Hi All! This blog contains my very personal yoga story. I’ve been nervous to share it but here goes.
I just took a yoga business course with two yogis – Chuck and Chris – those guys are great. Anyway, the course was about how to run a yoga business and make it a big success – I hope. 🙂 I want to be able to offer you all really great value for your money. I know yoga isn’t cheap but it’s so worth it because it really does change your life. Why do I believe that? Well this week, Yogi Chuck and Yogi Chris encouraged all of us to tell our story of why we believe in yoga. I have really never told mine.
Basically, five years ago I was pretty depressed. I was emotional. Crying a lot, up and down, just not feeling well. I really felt stressed out. I think the reason, though I’m not sure, is that I didn’t have a career outside the home and I really wanted one. I wanted to have something that was my job separate from my kids and husband . At the time, I was trying very hard to become a professional writer. I was working on a novel – an entire series honestly – that was science fantasy.
I couldn’t seem to make a product that was very good. When I shared my writing with others, they were supportive in some ways but no one seemed to love it. No one seemed to be able to connect with my characters or get into my story. I just wasn’t a very good writer yet. I really wanted to make it a career anyway. I worked probably 10 hours a day on it. My kids had goldfish for dinner some nights. My husband was saying, “We need you, Erin.” And I was just totally gone into my writing. I got to a point where I finished my first novel and was really excited about it. Then I started to share it and the feedback wasn’t that good. It was clear that it just wasn’t good.
I went to a doctor and told him about my problem with depression. It was especially bad during PMS time. He prescribed me zoloft and told me I had PMDD (which is some medical way to say really bad PMS).
Anyhow, I’d always wanted to get yoga certified. At the time I was working part time as a fitness instructor. Yoga certification costs thousands of dollars but one day I told my husband that I really wanted to do it. I signed up.
I was taking my zoloft every day and feeling alright. I had gained a little weight on it and had some other symptoms, minor, but mostly I was doing pretty well with it. About halfway through the yoga teacher training I signed up for an optional yoga workshop with Kevin Gardiner. He is one of my favorite yoga teachers. Something about his metaphorical way of describing things really speaks to me. He’ll talk about the groin as the layer cake, things like that.

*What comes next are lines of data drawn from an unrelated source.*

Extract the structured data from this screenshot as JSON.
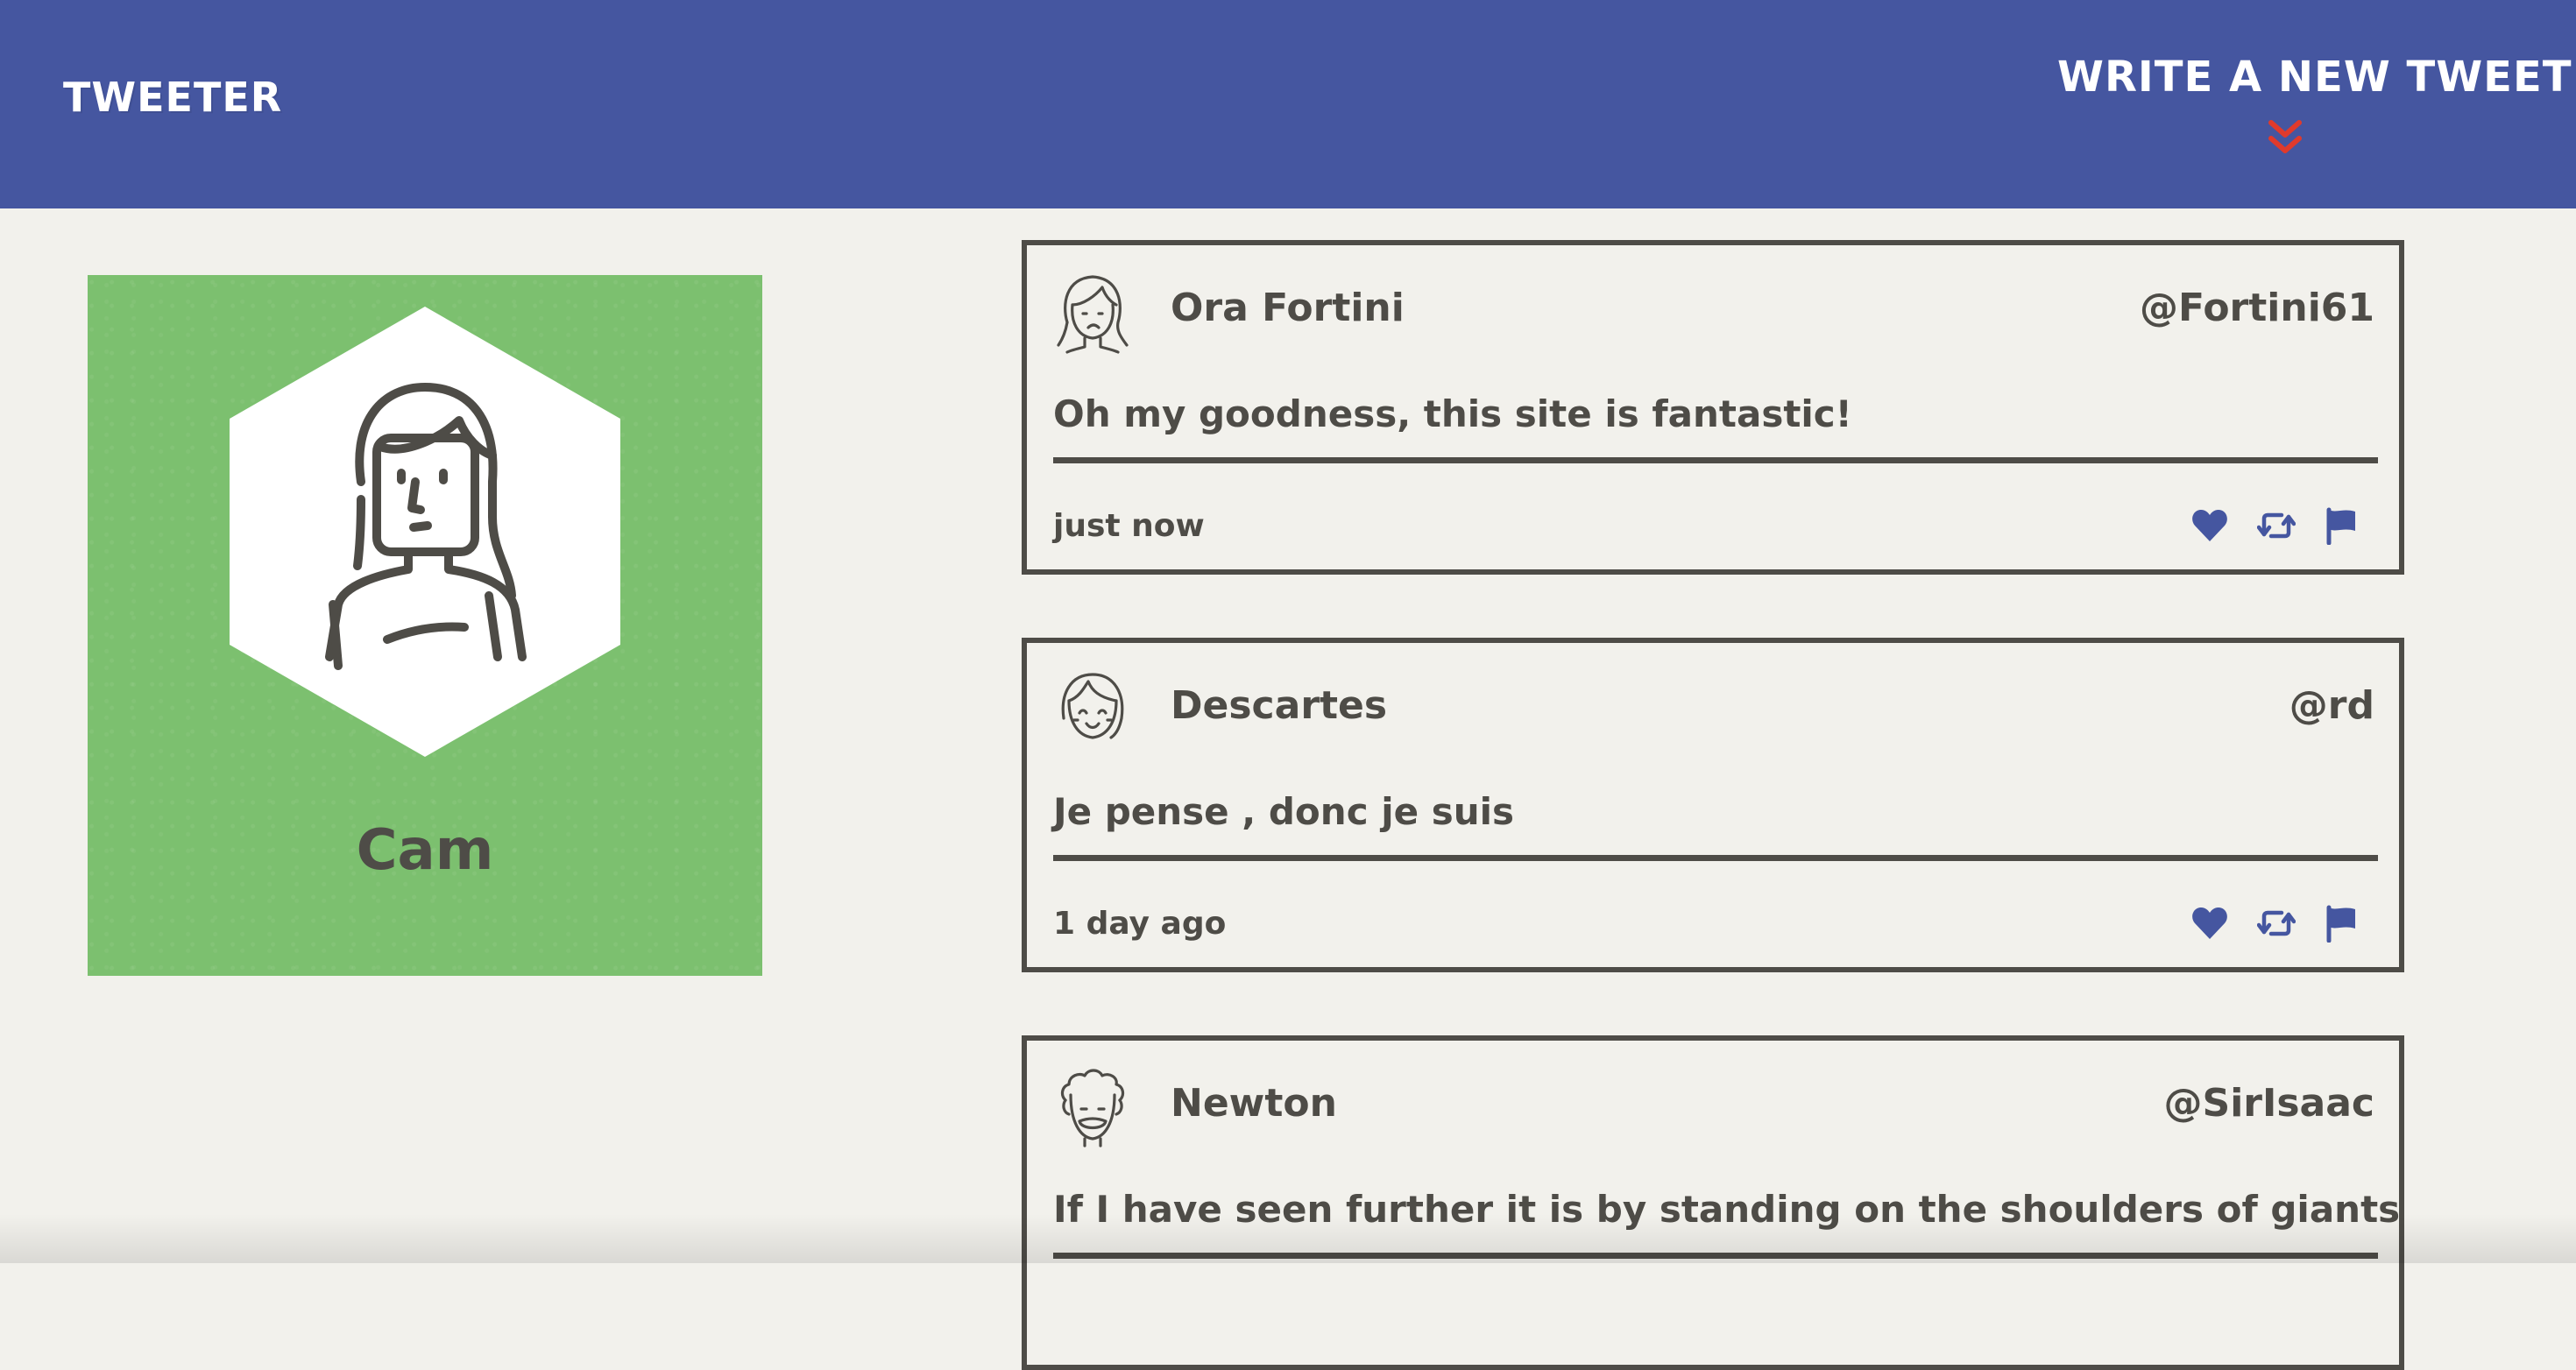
{
  "nav": {
    "brand": "TWEETER",
    "compose_label": "WRITE A NEW TWEET",
    "compose_icon": "double-chevron-down-icon",
    "compose_icon_color": "#e03a2c",
    "background": "#4556a0"
  },
  "profile": {
    "name": "Cam",
    "card_color": "#7cc06f",
    "avatar_icon": "woman-avatar-icon"
  },
  "tweets": [
    {
      "name": "Ora Fortini",
      "handle": "@Fortini61",
      "content": "Oh my goodness, this site is fantastic!",
      "time": "just now",
      "avatar_icon": "woman-avatar-icon"
    },
    {
      "name": "Descartes",
      "handle": "@rd",
      "content": "Je pense , donc je suis",
      "time": "1 day ago",
      "avatar_icon": "girl-bangs-avatar-icon"
    },
    {
      "name": "Newton",
      "handle": "@SirIsaac",
      "content": "If I have seen further it is by standing on the shoulders of giants",
      "time": "",
      "avatar_icon": "curly-hair-avatar-icon"
    }
  ],
  "actions": {
    "like_icon": "heart-icon",
    "retweet_icon": "retweet-icon",
    "flag_icon": "flag-icon",
    "color": "#4556a0"
  }
}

Anyway, he was building us up for pranayama – which is breathing exercises. To do these, you really need to be able to open your chest – this way you can get plenty of oxygen into your chest cavity. To open the chest, you do back bends.
Many yoga students don’t know much about back bends. Some people can hardly even do one at all, actually. This isn’t so good. Your spine needs mobility but also being able to bend back helps to relax your mind. It’s true. I know it is because it happened to me. In this class he had us doing back bend after back bend for three days. It culminated in the full wheel – we must have done around seven of them, which is around six more than I’d usually do. Anyway, I felt something just release. It was like a “Zwinggg!” feeling. And boom, I was different after that.
The next day I forgot my medication. And I didn’t feel bad or upset at all. And each day that went by I kept forgetting and I still felt perfectly okay. In essence, I believe that those back bends cured my mood disorder.
I’m not saying that everyone can get the instantaneous payback that I got in that one workshop but I do believe that if you get locked up in the upper back and chest (as I was) you close down your spinal pathways that connect the brain and body. Not only that, but you also lock yourself into the stress response. The body posture of hunched shoulders and a tight upper back is the same posture that one takes when they are startled by a gunshot or frightened by an attacker. This posture tells your brain things are very serious, things are bad, life is dangerous… this isn’t how we should view every moment of every day.
We should spend at least some of our day, most of it, I dare say, reveling in how beautiful and amazing life is. The open chest, the back bend, this is that. The person that exposes her underbelly and chest feels safe and joyful – she is having a party, a celebration of life. We should do this every single day as much as we can.
Life is a gift, make sure to let your body say this with posture and movement as much as you can and your brain will get the message.